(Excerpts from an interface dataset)
┌──
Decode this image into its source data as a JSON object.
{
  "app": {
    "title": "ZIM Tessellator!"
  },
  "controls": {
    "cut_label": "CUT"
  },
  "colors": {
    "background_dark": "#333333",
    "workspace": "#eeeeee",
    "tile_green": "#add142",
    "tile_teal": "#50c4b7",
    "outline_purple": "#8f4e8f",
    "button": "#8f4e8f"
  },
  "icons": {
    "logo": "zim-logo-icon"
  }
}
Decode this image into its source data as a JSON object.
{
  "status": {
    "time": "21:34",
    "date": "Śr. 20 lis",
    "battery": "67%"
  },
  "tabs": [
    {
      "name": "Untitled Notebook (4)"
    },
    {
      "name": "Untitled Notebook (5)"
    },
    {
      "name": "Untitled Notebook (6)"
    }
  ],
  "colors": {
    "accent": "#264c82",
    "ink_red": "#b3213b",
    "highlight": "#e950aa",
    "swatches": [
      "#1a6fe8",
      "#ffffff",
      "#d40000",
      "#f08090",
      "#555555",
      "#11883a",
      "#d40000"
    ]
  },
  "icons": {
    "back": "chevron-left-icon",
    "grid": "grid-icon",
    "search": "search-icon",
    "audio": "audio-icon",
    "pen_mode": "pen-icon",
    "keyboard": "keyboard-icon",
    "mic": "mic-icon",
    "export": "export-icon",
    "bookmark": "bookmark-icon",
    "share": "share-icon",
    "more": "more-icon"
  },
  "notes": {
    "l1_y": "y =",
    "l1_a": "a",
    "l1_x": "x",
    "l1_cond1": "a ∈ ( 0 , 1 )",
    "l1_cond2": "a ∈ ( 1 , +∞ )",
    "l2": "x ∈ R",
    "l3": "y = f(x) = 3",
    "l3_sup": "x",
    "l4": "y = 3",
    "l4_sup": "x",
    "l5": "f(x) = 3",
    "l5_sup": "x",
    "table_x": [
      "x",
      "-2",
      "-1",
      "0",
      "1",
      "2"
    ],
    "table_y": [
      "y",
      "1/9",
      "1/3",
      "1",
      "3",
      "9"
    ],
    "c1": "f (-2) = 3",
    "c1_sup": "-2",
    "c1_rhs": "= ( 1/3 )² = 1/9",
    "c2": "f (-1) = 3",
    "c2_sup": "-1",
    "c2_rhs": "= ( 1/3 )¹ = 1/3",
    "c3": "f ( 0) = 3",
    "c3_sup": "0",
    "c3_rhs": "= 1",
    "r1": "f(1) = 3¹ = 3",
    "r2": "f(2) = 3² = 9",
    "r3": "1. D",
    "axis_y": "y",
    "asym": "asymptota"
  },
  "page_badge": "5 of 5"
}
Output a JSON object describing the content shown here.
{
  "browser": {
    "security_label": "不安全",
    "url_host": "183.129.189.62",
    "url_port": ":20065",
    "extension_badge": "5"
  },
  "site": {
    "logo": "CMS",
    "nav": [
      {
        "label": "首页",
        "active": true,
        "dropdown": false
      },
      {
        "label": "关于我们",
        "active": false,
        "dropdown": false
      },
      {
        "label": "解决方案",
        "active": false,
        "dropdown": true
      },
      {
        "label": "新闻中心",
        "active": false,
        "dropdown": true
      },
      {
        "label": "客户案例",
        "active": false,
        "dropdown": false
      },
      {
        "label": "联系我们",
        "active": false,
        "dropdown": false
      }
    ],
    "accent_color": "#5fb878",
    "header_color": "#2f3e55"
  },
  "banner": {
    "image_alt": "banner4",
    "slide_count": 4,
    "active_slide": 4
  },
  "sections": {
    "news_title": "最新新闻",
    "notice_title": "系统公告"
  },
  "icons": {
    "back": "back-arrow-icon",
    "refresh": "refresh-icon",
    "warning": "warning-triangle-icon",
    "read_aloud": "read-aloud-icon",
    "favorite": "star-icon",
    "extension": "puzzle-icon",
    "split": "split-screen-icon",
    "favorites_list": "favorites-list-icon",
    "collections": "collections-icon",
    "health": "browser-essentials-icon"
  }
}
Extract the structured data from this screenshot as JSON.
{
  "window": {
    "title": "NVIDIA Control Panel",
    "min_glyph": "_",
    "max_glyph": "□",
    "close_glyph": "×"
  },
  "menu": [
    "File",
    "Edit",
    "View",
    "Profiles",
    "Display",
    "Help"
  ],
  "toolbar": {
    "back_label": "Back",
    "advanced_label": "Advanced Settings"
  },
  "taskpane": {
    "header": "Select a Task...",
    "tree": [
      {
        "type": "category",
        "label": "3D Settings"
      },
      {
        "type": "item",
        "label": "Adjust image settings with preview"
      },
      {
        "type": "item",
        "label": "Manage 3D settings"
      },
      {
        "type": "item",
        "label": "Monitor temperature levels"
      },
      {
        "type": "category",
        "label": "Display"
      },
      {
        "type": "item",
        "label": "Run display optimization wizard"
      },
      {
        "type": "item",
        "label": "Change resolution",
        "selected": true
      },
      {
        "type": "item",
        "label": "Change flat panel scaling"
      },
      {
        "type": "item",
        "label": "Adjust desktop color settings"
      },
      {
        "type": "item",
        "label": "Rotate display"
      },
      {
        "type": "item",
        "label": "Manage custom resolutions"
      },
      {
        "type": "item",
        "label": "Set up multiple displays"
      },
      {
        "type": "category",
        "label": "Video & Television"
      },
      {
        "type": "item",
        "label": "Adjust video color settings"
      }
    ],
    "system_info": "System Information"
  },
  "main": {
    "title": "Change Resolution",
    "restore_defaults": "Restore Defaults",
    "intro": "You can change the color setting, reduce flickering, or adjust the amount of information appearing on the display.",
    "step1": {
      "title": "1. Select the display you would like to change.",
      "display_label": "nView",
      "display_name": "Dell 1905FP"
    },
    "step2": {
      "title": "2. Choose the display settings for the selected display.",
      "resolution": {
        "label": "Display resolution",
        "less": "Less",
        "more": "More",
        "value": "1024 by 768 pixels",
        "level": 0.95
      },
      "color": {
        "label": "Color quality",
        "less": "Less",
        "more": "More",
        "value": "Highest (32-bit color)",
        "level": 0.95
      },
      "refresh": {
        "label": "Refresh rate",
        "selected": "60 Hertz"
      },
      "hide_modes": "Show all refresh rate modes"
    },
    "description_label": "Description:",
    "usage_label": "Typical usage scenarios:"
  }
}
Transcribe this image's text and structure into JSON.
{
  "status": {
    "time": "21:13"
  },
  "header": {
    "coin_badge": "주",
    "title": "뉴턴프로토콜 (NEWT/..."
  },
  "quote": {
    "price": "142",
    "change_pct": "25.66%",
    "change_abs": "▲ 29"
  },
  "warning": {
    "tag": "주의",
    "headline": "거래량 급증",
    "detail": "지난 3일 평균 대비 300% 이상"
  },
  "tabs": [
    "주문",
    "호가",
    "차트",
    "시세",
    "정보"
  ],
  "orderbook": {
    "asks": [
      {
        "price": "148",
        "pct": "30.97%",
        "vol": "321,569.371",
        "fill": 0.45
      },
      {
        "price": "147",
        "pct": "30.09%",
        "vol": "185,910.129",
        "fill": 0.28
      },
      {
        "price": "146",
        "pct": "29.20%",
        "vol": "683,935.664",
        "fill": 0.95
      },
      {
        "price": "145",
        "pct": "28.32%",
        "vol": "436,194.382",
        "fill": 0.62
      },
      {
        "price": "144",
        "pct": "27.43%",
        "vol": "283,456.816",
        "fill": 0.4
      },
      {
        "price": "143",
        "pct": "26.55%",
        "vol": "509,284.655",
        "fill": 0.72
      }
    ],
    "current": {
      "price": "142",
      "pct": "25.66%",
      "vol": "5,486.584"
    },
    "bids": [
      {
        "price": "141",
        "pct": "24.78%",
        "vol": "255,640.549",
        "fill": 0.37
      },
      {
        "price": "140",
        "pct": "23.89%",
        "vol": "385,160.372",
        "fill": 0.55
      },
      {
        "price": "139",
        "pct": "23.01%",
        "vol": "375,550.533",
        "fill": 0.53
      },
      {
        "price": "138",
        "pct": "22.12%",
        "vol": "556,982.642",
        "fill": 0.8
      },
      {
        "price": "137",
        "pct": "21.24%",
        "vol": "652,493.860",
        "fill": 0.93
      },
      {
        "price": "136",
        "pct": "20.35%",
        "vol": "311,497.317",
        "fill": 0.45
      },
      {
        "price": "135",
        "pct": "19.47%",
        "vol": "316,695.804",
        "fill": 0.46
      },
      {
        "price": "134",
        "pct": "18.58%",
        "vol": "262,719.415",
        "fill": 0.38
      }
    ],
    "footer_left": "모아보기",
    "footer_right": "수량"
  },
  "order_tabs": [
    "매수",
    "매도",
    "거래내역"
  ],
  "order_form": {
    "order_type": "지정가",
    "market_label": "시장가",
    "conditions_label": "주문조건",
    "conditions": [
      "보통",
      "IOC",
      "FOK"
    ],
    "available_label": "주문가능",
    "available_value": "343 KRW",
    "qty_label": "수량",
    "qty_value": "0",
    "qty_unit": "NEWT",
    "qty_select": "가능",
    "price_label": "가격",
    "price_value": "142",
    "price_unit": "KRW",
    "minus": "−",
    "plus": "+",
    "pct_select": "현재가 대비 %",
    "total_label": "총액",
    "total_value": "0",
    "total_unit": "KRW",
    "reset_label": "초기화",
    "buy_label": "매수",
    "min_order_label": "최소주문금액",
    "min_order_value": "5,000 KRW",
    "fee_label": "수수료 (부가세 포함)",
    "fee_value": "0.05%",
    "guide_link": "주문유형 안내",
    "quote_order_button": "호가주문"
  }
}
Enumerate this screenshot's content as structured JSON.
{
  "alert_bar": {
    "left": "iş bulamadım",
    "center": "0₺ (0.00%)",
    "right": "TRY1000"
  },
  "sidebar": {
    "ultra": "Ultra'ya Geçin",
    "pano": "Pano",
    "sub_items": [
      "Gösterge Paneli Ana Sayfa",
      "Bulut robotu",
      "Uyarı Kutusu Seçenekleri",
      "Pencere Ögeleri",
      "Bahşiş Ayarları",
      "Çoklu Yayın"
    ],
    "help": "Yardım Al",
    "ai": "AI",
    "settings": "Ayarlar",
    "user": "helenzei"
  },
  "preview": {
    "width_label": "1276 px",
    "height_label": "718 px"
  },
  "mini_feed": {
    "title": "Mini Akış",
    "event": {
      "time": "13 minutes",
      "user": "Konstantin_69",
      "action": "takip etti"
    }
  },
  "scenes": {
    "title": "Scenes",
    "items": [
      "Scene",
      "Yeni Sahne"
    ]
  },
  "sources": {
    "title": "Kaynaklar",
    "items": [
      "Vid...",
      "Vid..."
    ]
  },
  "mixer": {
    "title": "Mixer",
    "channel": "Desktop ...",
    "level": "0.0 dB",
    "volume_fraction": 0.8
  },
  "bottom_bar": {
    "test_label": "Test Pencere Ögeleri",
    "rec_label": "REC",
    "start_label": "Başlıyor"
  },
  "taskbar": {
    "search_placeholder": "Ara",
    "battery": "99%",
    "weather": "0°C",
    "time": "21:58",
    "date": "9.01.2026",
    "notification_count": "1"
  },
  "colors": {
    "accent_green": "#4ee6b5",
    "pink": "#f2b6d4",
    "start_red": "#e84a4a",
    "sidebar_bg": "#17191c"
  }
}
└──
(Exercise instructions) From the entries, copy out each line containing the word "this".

(Output below)
Decode this image into its source data as a JSON object.
Decode this image into its source data as a JSON object.
Extract the structured data from this screenshot as JSON.
Transcribe this image's text and structure into JSON.
Enumerate this screenshot's content as structured JSON.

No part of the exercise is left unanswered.